The performance of slow release fertilisers can be influenced by the weather, often producing a flush of growth when you least expect it. Some grounds managers may use straight compound granular or liquid fertilisers which activate when in contact with moist soil conditions, effectively stimulating grass growth within days.
Please clink on the following link to read an interesting article on understanding NPK fertilisers by James Brierley
There is no such thing as maintenance free facilities, they all need a certain level of maintenance to keep them in good condition and safe for play.
Artificial grass systems (weekly) - Keep surface clean with regular sweeping and brushing. Remove any algae and moss from surface. Sand filled systems require regular brushing to maintain manufacturer's recommendations on sand levels and pile heights.
American Fast Dry courts (before/after games) - Keep surface clean, rolling to consolidate surface, levelling and brushing of fast dry materials, brushing to clean lines.
Clay courts (weekly) - Keep surface clean, regular sweeping and brushing to restore playing levels using SISIS Trulute or similar equipment. Topdress any hollows or damaged areas. Repaint lines.
Tarmacadam (weekly) - Keep surfaces clean, regular sweeping and brushing. Repair any hollows or damaged areas. Repaint lines.
Many groundsmen now undertake a number of testing procedures to assess their courts, generally these tend to be ball bounce and hardness.
Ball bounce is simple; measure the height of a rebounding ball dropped from a pre-determined height. Testing for hardness requires a specialist piece of equipment called the Clegg Hammer, which essentially consists of a hammer weighing 0.5kg to which an accelerometer is attached. The hammer was developed for testing soft materials, such as turf or sand and is ideal for testing sports surfaces such as golf greens, cricket pitches and tennis courts. This equipment can be hired from specialist suppliers. Recording and monitoring these two parameters will help you have a better understanding of how your courts are performing.
Many groundsman are now also using moisture meters to monitor soil moisture deficit (SMD); by keeping an eye on these losses, you can then apply the correct amount of water to replace the water lost by evaportransipration.
Keep an eye on fungal disease attack and use approved fungicides to treat infected areas. Outbreaks of Red thread may occur, which often indicates your grass is in need of a feed. Usually an application of a nitrogen feed will be enough to control an outbreak of Red thread.
It is important to remove any weeds from the playing surface as they can affect ball bounce and performance of the court. Weeds can be removed by hand or controlled by the application of chemicals, usually a broadleaf selective weed killer.
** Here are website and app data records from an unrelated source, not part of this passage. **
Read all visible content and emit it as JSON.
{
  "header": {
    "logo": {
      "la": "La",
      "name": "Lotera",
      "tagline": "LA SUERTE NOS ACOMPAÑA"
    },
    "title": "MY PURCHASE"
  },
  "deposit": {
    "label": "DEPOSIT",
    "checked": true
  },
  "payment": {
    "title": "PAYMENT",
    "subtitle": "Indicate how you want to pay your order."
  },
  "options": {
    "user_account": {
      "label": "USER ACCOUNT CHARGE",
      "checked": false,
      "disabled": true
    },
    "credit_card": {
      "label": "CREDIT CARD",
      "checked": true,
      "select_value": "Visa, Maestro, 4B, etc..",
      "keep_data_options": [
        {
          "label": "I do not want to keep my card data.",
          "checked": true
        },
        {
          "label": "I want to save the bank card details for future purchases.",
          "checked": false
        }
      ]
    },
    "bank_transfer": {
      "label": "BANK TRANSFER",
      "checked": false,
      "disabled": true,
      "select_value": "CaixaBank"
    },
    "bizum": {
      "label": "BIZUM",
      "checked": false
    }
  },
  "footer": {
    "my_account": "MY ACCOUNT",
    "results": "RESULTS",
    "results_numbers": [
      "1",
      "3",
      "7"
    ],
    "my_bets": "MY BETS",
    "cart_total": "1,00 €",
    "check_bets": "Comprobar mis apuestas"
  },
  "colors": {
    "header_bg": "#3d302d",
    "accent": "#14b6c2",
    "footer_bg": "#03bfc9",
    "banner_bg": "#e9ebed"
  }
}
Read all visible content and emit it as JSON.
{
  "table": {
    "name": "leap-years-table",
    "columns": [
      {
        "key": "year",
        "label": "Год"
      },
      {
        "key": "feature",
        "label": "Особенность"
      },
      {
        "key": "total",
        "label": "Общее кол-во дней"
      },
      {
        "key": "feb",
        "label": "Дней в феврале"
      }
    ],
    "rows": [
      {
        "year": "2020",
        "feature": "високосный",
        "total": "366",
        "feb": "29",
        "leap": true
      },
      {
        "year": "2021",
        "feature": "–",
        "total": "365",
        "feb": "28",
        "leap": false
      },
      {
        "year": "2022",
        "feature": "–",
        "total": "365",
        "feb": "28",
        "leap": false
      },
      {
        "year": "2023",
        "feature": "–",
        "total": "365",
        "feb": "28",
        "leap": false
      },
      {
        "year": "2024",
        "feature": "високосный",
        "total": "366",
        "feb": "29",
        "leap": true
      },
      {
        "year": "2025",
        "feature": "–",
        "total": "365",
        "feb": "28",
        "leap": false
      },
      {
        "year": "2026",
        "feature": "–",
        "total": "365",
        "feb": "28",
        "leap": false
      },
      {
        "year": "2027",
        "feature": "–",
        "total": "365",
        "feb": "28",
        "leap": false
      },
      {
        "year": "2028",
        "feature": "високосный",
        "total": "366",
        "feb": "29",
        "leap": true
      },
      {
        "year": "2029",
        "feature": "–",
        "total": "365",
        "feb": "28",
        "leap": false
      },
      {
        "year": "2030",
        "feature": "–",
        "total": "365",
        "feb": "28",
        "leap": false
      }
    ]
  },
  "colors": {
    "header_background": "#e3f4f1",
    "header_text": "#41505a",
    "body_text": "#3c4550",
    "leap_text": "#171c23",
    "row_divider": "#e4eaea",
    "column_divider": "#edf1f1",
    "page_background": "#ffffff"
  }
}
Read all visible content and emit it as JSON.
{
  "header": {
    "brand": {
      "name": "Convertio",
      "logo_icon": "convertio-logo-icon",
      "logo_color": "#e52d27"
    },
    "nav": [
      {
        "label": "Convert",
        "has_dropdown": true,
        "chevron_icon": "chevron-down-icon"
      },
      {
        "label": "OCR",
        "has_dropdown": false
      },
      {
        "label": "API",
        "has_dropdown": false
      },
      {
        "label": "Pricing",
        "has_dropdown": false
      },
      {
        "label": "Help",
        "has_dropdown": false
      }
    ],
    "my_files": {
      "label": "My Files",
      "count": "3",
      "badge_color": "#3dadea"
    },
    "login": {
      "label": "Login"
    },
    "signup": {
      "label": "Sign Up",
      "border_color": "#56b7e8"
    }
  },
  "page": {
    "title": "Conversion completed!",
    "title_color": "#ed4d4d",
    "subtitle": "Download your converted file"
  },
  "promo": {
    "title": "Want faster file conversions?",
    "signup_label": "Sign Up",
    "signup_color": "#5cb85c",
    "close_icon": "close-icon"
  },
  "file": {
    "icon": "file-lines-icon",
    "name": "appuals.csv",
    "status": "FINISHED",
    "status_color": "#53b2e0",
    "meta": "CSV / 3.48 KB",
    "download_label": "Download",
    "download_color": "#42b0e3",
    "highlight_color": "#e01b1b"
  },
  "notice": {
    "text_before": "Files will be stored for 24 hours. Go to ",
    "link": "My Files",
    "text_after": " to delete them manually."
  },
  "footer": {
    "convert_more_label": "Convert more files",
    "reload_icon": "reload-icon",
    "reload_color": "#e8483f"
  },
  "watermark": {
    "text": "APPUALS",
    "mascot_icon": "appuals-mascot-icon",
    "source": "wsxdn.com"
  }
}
Best results are achieved when the soil has warmed up and the grass is actively growing.
Keep machinery in good order, clean after use and top up any oil / fuel levels.
Check cutting cylinders are at correst cutting height and are sharp.
Pitchcare provide a range of courses suitable for tennis clubs. In most cases, the courses can be held on site using the club's own equipment and machinery.
Some of the courses available are:
- Chainsaws - CS30 and CS31
- H&S Refresher Training on Combined Turf Care Equipment; Tractors and Trailers; All Mowers (Ride-on and Pedestrian)
- Machinery Courses on ATVs; Tractors: Brushcutters/Strimmers; Mowers (ride-on and Pedestrian)
- Pesticide Application (PA courses)
- Stem Injection of Invasive Species (Japanese Knotweed etc.)
- Basic Trees Survey and Inspection
More details about all the courses can be found here, or you can email Chris Johnson for information.
Begin to plan your end of season renovations based on the condition of the courts. You may need to book specialist supplies and contractor services and ensure you buy compatible loam/soil dressings for your courts.